The query is answered directly then briefly expounded on, allowing you to also account for questions that are sub-topics of your topic.
You can even interlink off-page if you want to discuss “who sells Ozark Trail 2 person backpacking tents” even further.
Leading, once again, to more traffic for your blog.
Now that we’ve examined components of the algorithms that help inform NLP, how can you bring it all together into one cohesive, well-structured body of text?
I’ve created an example below, using the keyword “Ozark Trail 2 Person Backpacking Tent”
Ozark Trail 2 Person Backpacking Tents
If you’re looking for a backpacking or hiker tent that accommodates 2 people, and prefer the Ozark Trail line for your next journey, then look no further.
Our guide below aims to help you decide which tent will work best for you while wandering and exploring the great outdoors, all while meeting your needs.
We’ve broken our article down into three categories that we’ll be rating each tent on to help your decision. While most 2 person Ozark Trail backpacking tents are similar, some do have a canopy or other extended features.
Those categories are: Durability, Appearance, and Features.
What are the best Ozark Trail Backpacking Tents for 2 People?

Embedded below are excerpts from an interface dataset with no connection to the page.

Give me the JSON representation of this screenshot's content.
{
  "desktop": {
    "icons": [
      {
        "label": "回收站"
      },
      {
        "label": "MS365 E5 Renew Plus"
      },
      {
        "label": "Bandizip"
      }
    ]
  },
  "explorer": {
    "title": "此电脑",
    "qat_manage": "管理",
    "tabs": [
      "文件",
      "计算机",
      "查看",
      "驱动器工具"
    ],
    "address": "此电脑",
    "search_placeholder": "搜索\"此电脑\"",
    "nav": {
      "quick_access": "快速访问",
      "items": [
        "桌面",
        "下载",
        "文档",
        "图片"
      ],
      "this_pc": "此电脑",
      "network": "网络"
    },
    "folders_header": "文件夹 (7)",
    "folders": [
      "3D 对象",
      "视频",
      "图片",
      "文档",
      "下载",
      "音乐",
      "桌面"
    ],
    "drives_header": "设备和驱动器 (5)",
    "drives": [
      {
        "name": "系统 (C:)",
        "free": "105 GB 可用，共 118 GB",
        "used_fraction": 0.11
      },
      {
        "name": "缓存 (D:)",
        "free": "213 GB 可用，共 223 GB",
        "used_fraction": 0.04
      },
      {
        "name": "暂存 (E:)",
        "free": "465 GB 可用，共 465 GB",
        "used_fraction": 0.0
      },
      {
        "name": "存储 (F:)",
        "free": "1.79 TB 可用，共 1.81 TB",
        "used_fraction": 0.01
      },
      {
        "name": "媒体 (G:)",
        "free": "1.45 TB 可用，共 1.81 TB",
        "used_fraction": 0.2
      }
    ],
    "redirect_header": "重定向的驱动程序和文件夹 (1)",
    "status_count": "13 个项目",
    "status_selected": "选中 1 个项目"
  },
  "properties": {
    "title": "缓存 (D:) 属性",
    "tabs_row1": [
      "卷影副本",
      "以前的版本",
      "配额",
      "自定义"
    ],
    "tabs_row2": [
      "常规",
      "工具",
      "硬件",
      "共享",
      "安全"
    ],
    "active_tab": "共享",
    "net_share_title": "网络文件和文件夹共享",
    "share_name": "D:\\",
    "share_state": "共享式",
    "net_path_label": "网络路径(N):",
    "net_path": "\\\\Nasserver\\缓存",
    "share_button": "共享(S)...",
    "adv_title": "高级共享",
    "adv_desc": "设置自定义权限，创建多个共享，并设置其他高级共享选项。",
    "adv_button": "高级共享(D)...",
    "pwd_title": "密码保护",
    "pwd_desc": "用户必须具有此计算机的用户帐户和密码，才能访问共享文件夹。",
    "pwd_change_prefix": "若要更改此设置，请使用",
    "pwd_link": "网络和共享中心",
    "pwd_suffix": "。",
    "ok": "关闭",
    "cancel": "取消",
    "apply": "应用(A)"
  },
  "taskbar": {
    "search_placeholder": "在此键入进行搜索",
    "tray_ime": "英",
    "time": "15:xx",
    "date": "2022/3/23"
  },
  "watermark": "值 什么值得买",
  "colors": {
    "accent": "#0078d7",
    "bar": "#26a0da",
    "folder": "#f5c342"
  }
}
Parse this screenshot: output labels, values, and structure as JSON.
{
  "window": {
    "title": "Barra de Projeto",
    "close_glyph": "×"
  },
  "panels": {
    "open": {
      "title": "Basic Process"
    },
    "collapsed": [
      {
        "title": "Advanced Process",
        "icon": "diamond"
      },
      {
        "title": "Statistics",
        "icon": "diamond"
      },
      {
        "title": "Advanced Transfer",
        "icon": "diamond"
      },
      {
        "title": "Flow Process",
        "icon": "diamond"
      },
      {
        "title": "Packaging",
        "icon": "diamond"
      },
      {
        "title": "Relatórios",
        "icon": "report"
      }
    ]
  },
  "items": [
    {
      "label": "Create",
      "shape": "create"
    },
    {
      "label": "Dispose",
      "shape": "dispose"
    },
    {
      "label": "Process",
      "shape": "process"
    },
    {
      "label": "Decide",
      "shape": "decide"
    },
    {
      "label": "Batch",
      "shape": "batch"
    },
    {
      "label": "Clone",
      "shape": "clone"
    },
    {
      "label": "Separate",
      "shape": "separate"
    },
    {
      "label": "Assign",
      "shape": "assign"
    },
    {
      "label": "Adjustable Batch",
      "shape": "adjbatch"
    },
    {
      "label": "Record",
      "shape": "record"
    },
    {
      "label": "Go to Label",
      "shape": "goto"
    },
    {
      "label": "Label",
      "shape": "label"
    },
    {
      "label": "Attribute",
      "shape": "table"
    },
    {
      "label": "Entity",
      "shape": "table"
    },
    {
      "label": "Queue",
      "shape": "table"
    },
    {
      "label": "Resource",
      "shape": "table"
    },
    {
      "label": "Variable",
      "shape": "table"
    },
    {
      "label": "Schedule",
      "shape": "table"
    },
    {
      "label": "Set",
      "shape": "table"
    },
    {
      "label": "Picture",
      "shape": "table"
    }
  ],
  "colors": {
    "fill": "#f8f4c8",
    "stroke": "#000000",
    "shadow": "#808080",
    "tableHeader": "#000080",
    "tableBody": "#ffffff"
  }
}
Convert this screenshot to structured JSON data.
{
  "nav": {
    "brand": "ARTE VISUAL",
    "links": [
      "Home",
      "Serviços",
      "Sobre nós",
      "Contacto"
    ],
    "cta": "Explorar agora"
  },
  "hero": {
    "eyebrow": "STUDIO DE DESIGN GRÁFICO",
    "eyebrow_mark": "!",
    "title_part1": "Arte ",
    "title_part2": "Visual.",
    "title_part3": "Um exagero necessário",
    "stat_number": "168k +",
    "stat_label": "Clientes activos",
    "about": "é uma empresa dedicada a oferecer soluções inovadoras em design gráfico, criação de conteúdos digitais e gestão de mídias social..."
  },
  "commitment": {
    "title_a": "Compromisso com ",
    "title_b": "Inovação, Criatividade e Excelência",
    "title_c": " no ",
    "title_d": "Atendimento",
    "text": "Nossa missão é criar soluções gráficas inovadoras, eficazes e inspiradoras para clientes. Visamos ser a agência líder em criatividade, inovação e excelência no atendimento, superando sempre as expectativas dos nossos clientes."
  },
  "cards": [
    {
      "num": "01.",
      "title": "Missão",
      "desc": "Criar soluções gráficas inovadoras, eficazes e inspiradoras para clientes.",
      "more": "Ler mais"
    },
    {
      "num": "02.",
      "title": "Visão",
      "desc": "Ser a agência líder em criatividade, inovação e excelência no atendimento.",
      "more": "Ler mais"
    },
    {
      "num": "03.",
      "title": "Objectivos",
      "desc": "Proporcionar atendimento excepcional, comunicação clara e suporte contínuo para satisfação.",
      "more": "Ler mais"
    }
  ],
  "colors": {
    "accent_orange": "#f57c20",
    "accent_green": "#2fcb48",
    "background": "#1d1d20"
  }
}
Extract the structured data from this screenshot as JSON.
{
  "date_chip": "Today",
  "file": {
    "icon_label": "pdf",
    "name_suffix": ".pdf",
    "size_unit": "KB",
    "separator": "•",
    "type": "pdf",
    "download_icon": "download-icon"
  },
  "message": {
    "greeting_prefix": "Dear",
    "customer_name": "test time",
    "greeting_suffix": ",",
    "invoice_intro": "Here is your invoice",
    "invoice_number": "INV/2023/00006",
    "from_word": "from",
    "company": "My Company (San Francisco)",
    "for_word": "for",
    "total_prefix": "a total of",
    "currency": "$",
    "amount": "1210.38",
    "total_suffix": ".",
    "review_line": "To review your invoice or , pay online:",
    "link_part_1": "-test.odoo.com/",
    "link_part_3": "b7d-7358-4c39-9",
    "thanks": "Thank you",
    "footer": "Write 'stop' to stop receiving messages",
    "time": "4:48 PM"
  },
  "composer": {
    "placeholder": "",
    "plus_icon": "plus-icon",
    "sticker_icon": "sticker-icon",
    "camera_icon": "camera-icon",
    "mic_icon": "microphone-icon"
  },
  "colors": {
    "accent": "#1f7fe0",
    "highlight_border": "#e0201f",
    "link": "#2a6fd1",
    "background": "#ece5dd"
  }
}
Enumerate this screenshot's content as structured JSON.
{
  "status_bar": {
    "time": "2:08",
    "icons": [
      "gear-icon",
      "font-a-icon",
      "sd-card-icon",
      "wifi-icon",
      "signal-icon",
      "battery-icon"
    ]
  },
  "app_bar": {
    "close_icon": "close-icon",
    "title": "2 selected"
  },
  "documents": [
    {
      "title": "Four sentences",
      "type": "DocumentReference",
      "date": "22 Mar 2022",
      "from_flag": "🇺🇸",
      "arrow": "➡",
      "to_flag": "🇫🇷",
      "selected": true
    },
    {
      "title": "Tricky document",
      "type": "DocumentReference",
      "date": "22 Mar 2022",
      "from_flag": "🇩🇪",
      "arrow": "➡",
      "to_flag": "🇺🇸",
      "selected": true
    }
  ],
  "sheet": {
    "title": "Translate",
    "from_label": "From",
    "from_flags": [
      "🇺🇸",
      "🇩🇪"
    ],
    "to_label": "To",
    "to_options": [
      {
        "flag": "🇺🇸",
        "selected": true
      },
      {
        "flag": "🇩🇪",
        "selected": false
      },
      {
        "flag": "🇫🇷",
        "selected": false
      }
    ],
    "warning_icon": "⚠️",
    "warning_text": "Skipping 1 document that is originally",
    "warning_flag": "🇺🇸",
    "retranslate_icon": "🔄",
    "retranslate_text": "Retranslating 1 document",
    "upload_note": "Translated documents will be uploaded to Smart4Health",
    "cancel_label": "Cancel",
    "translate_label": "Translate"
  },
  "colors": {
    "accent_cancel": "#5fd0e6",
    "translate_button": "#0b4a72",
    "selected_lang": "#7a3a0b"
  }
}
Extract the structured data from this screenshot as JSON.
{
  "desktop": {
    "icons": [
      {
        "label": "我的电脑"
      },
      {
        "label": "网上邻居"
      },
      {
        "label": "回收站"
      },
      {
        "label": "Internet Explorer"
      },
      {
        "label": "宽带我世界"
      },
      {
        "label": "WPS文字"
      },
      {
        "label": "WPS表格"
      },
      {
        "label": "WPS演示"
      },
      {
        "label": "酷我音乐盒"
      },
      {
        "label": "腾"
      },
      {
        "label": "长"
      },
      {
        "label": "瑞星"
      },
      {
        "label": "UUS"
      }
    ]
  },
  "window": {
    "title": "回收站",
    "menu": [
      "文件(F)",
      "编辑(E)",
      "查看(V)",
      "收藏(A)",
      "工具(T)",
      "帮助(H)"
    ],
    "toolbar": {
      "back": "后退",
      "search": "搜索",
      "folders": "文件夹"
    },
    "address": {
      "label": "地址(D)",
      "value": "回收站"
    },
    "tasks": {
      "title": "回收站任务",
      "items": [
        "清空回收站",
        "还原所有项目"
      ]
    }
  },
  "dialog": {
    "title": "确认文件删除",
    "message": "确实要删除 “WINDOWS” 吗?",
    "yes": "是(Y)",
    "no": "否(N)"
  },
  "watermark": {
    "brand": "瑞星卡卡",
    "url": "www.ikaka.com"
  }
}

Relational Entity for Internal Link to Next Longtail Keyphrase
Sentiment / Proximals
In just a few sentences above, we’ve structured our content in a succinct, unified manner that should give machines a thorough understanding of our topic.
We’re teaching the algorithm what we want it to do, rather than sprinkling keywords in various locations and hoping it does what we’d like.
Please note: the above example isn’t intended to be a full article, it’s an example of how you can structure your wording throughout a post.
How you structure your content is critical, but there’s something that’s arguably even more essential.
Finding the right writer and scoping the work correctly so that your blog, article, or page has the best shot at ranking well.
As Jonathan, SEOButler’s founder, recently pointed out:
“Many people struggle to order content efficiently. As a result, they end up either delaying content production altogether or give writers insufficient guidance in haste, just to get something on the page.”
People often resist pulling the trigger on ordering content because they’ve failed to do two things:
These all too common scenarios usually result in wasted time, effort, goodwill, and money for both parties.
So — what should you be doing?
I’ve created a list of steps below to help you, help your writer, and streamline your process.
In a perfect world, you could hire a proficient and engaging writer who writes with technical SEO in mind, but the two don’t often go hand-in-hand.
Strong technical SEO writers who haven’t nailed their voice or CRO, or talented and engaging writers unadept with advanced SEO concepts are far more common.
Unicorns that can do both exist, but accept that their fees may be beyond your means.
The process of scoping your project, hiring the right type of writer, managing expectations based on budget and the writer’s expertise — and moreover, having a detailed strategy in place from the get-go — will yield the best results.
Driving more traffic to your website with a content-only approach isn’t necessarily difficult.
It’s all about researching, planning, and executing your content creation strategy in a succinct and organized manner.
I hope this article helps get you there, but only your dedication can carry you triumphantly across the SEO finish line.
Stay patient, stick to the plan, follow these steps, and I assure you it will work.
Questions on what you’ve read?
Any places you feel stuck?
Please let us know in the comments.
After all, sharing your viewpoint contributes to Google’s sentiment analysis of SEOButler — so please, make your comment a positive one 🤣
Until next time – Remember to SEO today with the future in mind.
Like the article? Read some more:
0 Social Signals
I've read and accept the Terms & Conditions*